## Your objective
Extract each line of the data and write it out again exactly.

- - -

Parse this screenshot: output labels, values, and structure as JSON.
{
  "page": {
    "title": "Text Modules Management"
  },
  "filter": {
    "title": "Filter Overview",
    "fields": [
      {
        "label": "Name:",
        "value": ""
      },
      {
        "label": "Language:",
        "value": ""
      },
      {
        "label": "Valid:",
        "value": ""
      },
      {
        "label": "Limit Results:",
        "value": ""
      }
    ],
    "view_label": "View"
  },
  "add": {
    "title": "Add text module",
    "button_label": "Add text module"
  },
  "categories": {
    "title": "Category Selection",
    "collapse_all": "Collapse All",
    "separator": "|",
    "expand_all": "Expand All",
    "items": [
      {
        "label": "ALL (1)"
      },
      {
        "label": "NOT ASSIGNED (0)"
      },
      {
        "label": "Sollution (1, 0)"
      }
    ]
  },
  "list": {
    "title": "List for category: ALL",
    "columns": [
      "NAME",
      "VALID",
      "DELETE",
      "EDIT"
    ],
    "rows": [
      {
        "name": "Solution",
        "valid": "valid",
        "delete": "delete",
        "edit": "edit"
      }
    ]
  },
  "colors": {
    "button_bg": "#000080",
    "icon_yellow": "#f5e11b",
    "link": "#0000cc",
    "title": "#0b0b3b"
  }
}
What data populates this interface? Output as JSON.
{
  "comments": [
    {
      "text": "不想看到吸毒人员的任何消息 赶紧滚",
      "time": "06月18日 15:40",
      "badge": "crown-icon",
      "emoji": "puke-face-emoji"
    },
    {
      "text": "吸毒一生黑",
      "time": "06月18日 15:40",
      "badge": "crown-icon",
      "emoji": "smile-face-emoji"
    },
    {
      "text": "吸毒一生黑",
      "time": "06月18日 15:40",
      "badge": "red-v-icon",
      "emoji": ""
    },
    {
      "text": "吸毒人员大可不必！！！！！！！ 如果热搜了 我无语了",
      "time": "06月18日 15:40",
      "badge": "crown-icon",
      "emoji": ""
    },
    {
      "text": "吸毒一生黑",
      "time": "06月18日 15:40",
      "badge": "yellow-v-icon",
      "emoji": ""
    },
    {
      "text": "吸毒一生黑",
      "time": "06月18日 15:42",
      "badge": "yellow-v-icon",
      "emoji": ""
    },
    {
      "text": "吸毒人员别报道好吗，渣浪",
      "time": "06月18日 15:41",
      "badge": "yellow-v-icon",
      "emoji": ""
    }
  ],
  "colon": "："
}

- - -

## Exercise result
Parse this screenshot: output labels, values, and structure as JSON.
{
  "page": {
    "title": "Text Modules Management"
  },
  "filter": {
    "title": "Filter Overview",
    "fields": [
      {
        "label": "Name:",
        "value": ""
      },
      {
        "label": "Language:",
        "value": ""
      },
      {
        "label": "Valid:",
        "value": ""
      },
      {
        "label": "Limit Results:",
        "value": ""
      }
    ],
    "view_label": "View"
  },
  "add": {
    "title": "Add text module",
    "button_label": "Add text module"
  },
  "categories": {
    "title": "Category Selection",
    "collapse_all": "Collapse All",
    "separator": "|",
    "expand_all": "Expand All",
    "items": [
      {
        "label": "ALL (1)"
      },
      {
        "label": "NOT ASSIGNED (0)"
      },
      {
        "label": "Sollution (1, 0)"
      }
    ]
  },
  "list": {
    "title": "List for category: ALL",
    "columns": [
      "NAME",
      "VALID",
      "DELETE",
      "EDIT"
    ],
    "rows": [
      {
        "name": "Solution",
        "valid": "valid",
        "delete": "delete",
        "edit": "edit"
      }
    ]
  },
  "colors": {
    "button_bg": "#000080",
    "icon_yellow": "#f5e11b",
    "link": "#0000cc",
    "title": "#0b0b3b"
  }
}
What data populates this interface? Output as JSON.
{
  "comments": [
    {
      "text": "不想看到吸毒人员的任何消息 赶紧滚",
      "time": "06月18日 15:40",
      "badge": "crown-icon",
      "emoji": "puke-face-emoji"
    },
    {
      "text": "吸毒一生黑",
      "time": "06月18日 15:40",
      "badge": "crown-icon",
      "emoji": "smile-face-emoji"
    },
    {
      "text": "吸毒一生黑",
      "time": "06月18日 15:40",
      "badge": "red-v-icon",
      "emoji": ""
    },
    {
      "text": "吸毒人员大可不必！！！！！！！ 如果热搜了 我无语了",
      "time": "06月18日 15:40",
      "badge": "crown-icon",
      "emoji": ""
    },
    {
      "text": "吸毒一生黑",
      "time": "06月18日 15:40",
      "badge": "yellow-v-icon",
      "emoji": ""
    },
    {
      "text": "吸毒一生黑",
      "time": "06月18日 15:42",
      "badge": "yellow-v-icon",
      "emoji": ""
    },
    {
      "text": "吸毒人员别报道好吗，渣浪",
      "time": "06月18日 15:41",
      "badge": "yellow-v-icon",
      "emoji": ""
    }
  ],
  "colon": "："
}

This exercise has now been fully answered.